### [MATERIAL FOR THE TASK]
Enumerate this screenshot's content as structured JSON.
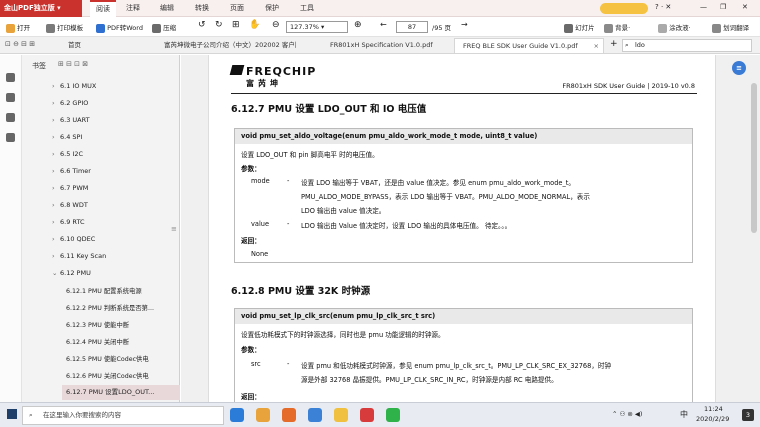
{
  "app": {
    "name": "金山PDF独立版",
    "dropdown": "▾"
  },
  "menu": [
    "阅读",
    "注释",
    "编辑",
    "转换",
    "页面",
    "保护",
    "工具"
  ],
  "window": {
    "tools": "? · ✕",
    "minimize": "—",
    "restore": "❐",
    "close": "✕"
  },
  "toolbar": {
    "open": "打开",
    "template": "打印模板",
    "pdf2word": "PDF转Word",
    "compress": "压缩",
    "zoom": "127.37%",
    "page": "87",
    "total": "/95 页",
    "slideshow": "幻灯片",
    "background": "背景·",
    "annotation": "涂改液·",
    "translate": "划词翻译"
  },
  "tabs": {
    "home": "首页",
    "tab1": "富芮坤微电子公司介绍（中文）202002 客户版.pdf",
    "tab2": "FR801xH Specification V1.0.pdf",
    "tab3": "FREQ BLE SDK User Guide V1.0.pdf",
    "add": "+",
    "search_placeholder": "ldo"
  },
  "sidebar": {
    "title": "书签",
    "items": [
      {
        "label": "6.1 IO MUX"
      },
      {
        "label": "6.2 GPIO"
      },
      {
        "label": "6.3 UART"
      },
      {
        "label": "6.4 SPI"
      },
      {
        "label": "6.5 I2C"
      },
      {
        "label": "6.6 Timer"
      },
      {
        "label": "6.7 PWM"
      },
      {
        "label": "6.8 WDT"
      },
      {
        "label": "6.9 RTC"
      },
      {
        "label": "6.10 QDEC"
      },
      {
        "label": "6.11 Key Scan"
      },
      {
        "label": "6.12 PMU"
      }
    ],
    "subitems": [
      {
        "label": "6.12.1 PMU 配置系统电源"
      },
      {
        "label": "6.12.2 PMU 判断系统是否第..."
      },
      {
        "label": "6.12.3 PMU 使能中断"
      },
      {
        "label": "6.12.4 PMU 关闭中断"
      },
      {
        "label": "6.12.5 PMU 使能Codec供电"
      },
      {
        "label": "6.12.6 PMU 关闭Codec供电"
      },
      {
        "label": "6.12.7 PMU 设置LDO_OUT..."
      }
    ]
  },
  "doc": {
    "logo_en": "FREQCHIP",
    "logo_cn": "富芮坤",
    "header": "FR801xH SDK User Guide | 2019-10 v0.8",
    "s1": {
      "title": "6.12.7 PMU 设置 LDO_OUT 和 IO 电压值",
      "sig": "void pmu_set_aldo_voltage(enum pmu_aldo_work_mode_t mode, uint8_t value)",
      "desc": "设置 LDO_OUT 和 pin 脚高电平 时的电压值。",
      "params": "参数：",
      "p1name": "mode",
      "p1dash": "-",
      "p1l1": "设置 LDO 输出等于 VBAT，还是由 value 值决定。参见 enum pmu_aldo_work_mode_t。",
      "p1l2": "PMU_ALDO_MODE_BYPASS，表示 LDO 输出等于 VBAT。PMU_ALDO_MODE_NORMAL，表示",
      "p1l3": "LDO 输出由 value 值决定。",
      "p2name": "value",
      "p2dash": "-",
      "p2l1": "LDO 输出由 Value 值决定时，设置 LDO 输出的具体电压值。 待定。。。",
      "ret": "返回：",
      "retval": "None"
    },
    "s2": {
      "title": "6.12.8 PMU 设置 32K 时钟源",
      "sig": "void pmu_set_lp_clk_src(enum pmu_lp_clk_src_t src)",
      "desc": "设置低功耗模式下的时钟源选择，同时也是 pmu 功能逻辑的时钟源。",
      "params": "参数：",
      "p1name": "src",
      "p1dash": "-",
      "p1l1": "设置 pmu 和低功耗模式时钟源，参见 enum pmu_lp_clk_src_t。PMU_LP_CLK_SRC_EX_32768，时钟",
      "p1l2": "源是外部 32768 晶振提供。PMU_LP_CLK_SRC_IN_RC，时钟源是内部 RC 电路提供。",
      "ret": "返回："
    }
  },
  "taskbar": {
    "search_placeholder": "在这里输入你要搜索的内容",
    "ime": "中",
    "time": "11:24",
    "date": "2020/2/29",
    "notif": "3"
  },
  "colors": {
    "brand": "#c9322d",
    "selected": "#e8d8da"
  }
}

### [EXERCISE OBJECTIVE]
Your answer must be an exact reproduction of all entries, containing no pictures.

### [TASK RESPONSE]
Enumerate this screenshot's content as structured JSON.
{
  "app": {
    "name": "金山PDF独立版",
    "dropdown": "▾"
  },
  "menu": [
    "阅读",
    "注释",
    "编辑",
    "转换",
    "页面",
    "保护",
    "工具"
  ],
  "window": {
    "tools": "? · ✕",
    "minimize": "—",
    "restore": "❐",
    "close": "✕"
  },
  "toolbar": {
    "open": "打开",
    "template": "打印模板",
    "pdf2word": "PDF转Word",
    "compress": "压缩",
    "zoom": "127.37%",
    "page": "87",
    "total": "/95 页",
    "slideshow": "幻灯片",
    "background": "背景·",
    "annotation": "涂改液·",
    "translate": "划词翻译"
  },
  "tabs": {
    "home": "首页",
    "tab1": "富芮坤微电子公司介绍（中文）202002 客户版.pdf",
    "tab2": "FR801xH Specification V1.0.pdf",
    "tab3": "FREQ BLE SDK User Guide V1.0.pdf",
    "add": "+",
    "search_placeholder": "ldo"
  },
  "sidebar": {
    "title": "书签",
    "items": [
      {
        "label": "6.1 IO MUX"
      },
      {
        "label": "6.2 GPIO"
      },
      {
        "label": "6.3 UART"
      },
      {
        "label": "6.4 SPI"
      },
      {
        "label": "6.5 I2C"
      },
      {
        "label": "6.6 Timer"
      },
      {
        "label": "6.7 PWM"
      },
      {
        "label": "6.8 WDT"
      },
      {
        "label": "6.9 RTC"
      },
      {
        "label": "6.10 QDEC"
      },
      {
        "label": "6.11 Key Scan"
      },
      {
        "label": "6.12 PMU"
      }
    ],
    "subitems": [
      {
        "label": "6.12.1 PMU 配置系统电源"
      },
      {
        "label": "6.12.2 PMU 判断系统是否第..."
      },
      {
        "label": "6.12.3 PMU 使能中断"
      },
      {
        "label": "6.12.4 PMU 关闭中断"
      },
      {
        "label": "6.12.5 PMU 使能Codec供电"
      },
      {
        "label": "6.12.6 PMU 关闭Codec供电"
      },
      {
        "label": "6.12.7 PMU 设置LDO_OUT..."
      }
    ]
  },
  "doc": {
    "logo_en": "FREQCHIP",
    "logo_cn": "富芮坤",
    "header": "FR801xH SDK User Guide | 2019-10 v0.8",
    "s1": {
      "title": "6.12.7 PMU 设置 LDO_OUT 和 IO 电压值",
      "sig": "void pmu_set_aldo_voltage(enum pmu_aldo_work_mode_t mode, uint8_t value)",
      "desc": "设置 LDO_OUT 和 pin 脚高电平 时的电压值。",
      "params": "参数：",
      "p1name": "mode",
      "p1dash": "-",
      "p1l1": "设置 LDO 输出等于 VBAT，还是由 value 值决定。参见 enum pmu_aldo_work_mode_t。",
      "p1l2": "PMU_ALDO_MODE_BYPASS，表示 LDO 输出等于 VBAT。PMU_ALDO_MODE_NORMAL，表示",
      "p1l3": "LDO 输出由 value 值决定。",
      "p2name": "value",
      "p2dash": "-",
      "p2l1": "LDO 输出由 Value 值决定时，设置 LDO 输出的具体电压值。 待定。。。",
      "ret": "返回：",
      "retval": "None"
    },
    "s2": {
      "title": "6.12.8 PMU 设置 32K 时钟源",
      "sig": "void pmu_set_lp_clk_src(enum pmu_lp_clk_src_t src)",
      "desc": "设置低功耗模式下的时钟源选择，同时也是 pmu 功能逻辑的时钟源。",
      "params": "参数：",
      "p1name": "src",
      "p1dash": "-",
      "p1l1": "设置 pmu 和低功耗模式时钟源，参见 enum pmu_lp_clk_src_t。PMU_LP_CLK_SRC_EX_32768，时钟",
      "p1l2": "源是外部 32768 晶振提供。PMU_LP_CLK_SRC_IN_RC，时钟源是内部 RC 电路提供。",
      "ret": "返回："
    }
  },
  "taskbar": {
    "search_placeholder": "在这里输入你要搜索的内容",
    "ime": "中",
    "time": "11:24",
    "date": "2020/2/29",
    "notif": "3"
  },
  "colors": {
    "brand": "#c9322d",
    "selected": "#e8d8da"
  }
}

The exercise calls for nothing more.